Broadcast: August 12, 2004

This is Steve Ember with the VOA Special English Education Report.

Last year, a report by a committee of education experts said a lot of American students cannot write well. The report noted the concerns of business leaders and teachers. The experts said more students should have to pass a writing test before they can finish high school. They pointed out that major college entrance tests are changing now to include a writing part.

Educators know that teaching students to write well is not easy. One problem is the amount of time needed to read through large amounts of work. So some companies have developed computer programs. These can grade student writing much more quickly than a human can. Writing tests can also cost less to administer by computer than by paper-and-pencil.

These computer systems are known as e-raters. They use artificial intelligence to think in a way like teachers. In the state of Indiana, computer grading of a statewide writing test began with a test of the system itself. For two years, both a computer and humans graded the student writing. Officials say there was almost no difference between the computer grades and those given by the human readers.

The entrance test commonly used by business schools, the GMAT, already uses e-readers. The G.R.E. and TOEFL tests might start; officials are deciding. The G.R.E. is the Graduate Record Examination. TOEFL is the Test of English as a Foreign Language.

Systems are also being used to grade writing in college classes. The computers read a few hundred examples of student writing already graded by humans. Then the systems compare new essays against those already examined.

How do teachers feel about all this? Many say machines can never do the job as well as people can. A computer can find spelling and grammar mistakes. But these teachers say it can never really understand what a writer is trying to say. Critics say a program cannot follow a thought or judge humor or understand a beautifully expressed idea.

But creators of the programs say computer grading guarantees that each piece of writing is graded in the same way. They also say the systems are meant to judge knowledge more than creativity.
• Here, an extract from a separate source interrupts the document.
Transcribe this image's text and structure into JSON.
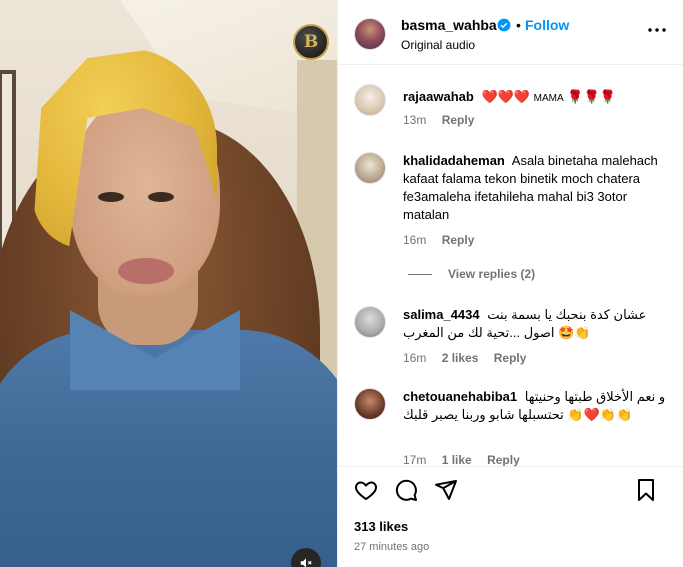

This VOA Special English Education Report was written by Nancy Steinbach. This is Steve Ember.